Companies often go to great lengths to hire the best people they can find. They actively approach potential candidates and streamline recruiting to ensure that they have the best chances of finding the best fit for the role.
We've all heard about HR and payroll's busiest time of year. Between Form W-2 filing and other compliance to-dos, that honor goes to year end. But what about your recruiting team?
Anecdotally, January has always been considered "open season" for recruiters. With companywide budgets and goals finalized, hiring managers are eager to get rolling and increase headcount. That means plenty of phone screens, case studies, and interviews to get through. If you’re responsible for ramping up those eventual hires, it also means no shortage of onboarding sessions to schedule.
You don’t need to work in Washington to feel the impact of a partial government shutdown.

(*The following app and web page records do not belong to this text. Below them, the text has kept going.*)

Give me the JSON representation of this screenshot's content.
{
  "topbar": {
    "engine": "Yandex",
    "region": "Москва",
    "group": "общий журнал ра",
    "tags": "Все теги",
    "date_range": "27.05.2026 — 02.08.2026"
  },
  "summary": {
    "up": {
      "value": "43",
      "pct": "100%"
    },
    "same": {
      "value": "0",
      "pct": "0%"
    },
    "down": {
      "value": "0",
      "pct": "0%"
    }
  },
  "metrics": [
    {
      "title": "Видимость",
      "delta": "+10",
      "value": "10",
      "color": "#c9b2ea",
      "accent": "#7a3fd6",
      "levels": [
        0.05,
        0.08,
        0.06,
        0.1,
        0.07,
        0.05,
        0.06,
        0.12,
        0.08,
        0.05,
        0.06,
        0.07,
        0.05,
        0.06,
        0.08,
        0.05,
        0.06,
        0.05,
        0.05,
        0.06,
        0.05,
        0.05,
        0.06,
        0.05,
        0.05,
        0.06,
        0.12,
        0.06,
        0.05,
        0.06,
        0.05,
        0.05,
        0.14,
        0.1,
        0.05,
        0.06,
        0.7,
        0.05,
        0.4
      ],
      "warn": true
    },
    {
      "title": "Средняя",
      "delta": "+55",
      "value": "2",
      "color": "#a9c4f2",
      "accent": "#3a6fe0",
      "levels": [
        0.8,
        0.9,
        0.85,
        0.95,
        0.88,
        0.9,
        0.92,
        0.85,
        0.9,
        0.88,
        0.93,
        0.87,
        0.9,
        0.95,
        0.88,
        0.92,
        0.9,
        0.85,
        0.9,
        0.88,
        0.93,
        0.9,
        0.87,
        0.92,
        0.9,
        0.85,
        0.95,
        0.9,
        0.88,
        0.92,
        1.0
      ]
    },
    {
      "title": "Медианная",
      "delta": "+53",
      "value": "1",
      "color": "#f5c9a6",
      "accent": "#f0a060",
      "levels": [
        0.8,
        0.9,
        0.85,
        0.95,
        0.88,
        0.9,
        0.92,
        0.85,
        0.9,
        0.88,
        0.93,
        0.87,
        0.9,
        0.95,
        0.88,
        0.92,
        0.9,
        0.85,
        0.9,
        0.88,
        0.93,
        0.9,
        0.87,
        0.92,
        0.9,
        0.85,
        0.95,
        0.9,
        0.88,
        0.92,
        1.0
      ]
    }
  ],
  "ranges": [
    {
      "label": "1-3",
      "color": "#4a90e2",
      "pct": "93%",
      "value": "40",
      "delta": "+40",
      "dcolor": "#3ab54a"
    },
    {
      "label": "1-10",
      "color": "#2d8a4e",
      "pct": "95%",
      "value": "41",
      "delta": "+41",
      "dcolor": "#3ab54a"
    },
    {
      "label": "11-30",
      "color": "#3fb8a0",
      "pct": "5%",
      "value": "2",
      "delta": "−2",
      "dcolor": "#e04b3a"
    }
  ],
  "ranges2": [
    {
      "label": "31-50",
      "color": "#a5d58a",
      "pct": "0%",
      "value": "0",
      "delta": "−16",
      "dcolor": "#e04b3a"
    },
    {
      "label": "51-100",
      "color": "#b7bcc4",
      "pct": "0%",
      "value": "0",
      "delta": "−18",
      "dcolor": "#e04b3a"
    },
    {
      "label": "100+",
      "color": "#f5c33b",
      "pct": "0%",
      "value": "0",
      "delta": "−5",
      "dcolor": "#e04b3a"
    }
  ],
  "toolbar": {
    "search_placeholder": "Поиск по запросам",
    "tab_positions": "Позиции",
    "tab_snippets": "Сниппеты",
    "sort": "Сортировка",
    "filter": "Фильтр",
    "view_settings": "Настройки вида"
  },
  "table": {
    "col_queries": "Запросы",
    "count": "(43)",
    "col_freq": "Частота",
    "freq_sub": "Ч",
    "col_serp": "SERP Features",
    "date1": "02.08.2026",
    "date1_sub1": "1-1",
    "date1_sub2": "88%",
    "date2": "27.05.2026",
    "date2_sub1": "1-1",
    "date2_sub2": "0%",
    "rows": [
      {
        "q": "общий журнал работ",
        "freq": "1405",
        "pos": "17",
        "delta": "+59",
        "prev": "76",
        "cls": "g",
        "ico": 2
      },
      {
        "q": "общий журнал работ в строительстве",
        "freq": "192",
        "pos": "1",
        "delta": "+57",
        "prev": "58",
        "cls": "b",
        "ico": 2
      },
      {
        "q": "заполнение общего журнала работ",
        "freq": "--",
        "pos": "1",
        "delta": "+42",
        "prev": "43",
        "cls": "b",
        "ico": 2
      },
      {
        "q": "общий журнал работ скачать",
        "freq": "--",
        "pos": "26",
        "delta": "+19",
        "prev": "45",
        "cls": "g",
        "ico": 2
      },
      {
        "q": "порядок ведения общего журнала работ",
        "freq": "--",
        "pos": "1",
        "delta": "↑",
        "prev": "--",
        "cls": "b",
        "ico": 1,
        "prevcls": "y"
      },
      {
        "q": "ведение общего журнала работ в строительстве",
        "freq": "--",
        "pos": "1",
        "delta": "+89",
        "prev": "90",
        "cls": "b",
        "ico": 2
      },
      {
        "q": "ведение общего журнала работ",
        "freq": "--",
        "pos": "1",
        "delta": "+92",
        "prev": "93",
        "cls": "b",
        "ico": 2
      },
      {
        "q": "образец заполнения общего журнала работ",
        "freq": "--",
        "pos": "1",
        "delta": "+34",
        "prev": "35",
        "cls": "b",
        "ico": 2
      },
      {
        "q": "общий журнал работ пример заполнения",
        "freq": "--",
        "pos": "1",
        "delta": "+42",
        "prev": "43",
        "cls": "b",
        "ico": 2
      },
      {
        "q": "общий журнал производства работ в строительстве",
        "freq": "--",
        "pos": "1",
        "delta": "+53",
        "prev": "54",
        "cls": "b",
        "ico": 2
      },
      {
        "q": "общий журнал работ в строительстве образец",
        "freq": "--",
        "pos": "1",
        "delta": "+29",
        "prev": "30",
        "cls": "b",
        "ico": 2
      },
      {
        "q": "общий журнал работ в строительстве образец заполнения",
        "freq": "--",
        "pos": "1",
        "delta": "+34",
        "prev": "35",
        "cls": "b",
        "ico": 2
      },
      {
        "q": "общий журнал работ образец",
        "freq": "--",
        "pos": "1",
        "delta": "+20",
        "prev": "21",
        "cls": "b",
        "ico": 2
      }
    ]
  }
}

As Democrats and Republicans meet to broker a deal to restore government funding, one critical onboarding tool has found itself in the crossfire. E-Verify, the online service used by employers to confirm new hires’ authorization to work in the U.S., has been shut down until lawmakers and President Donald Trump can agree on a funding bill.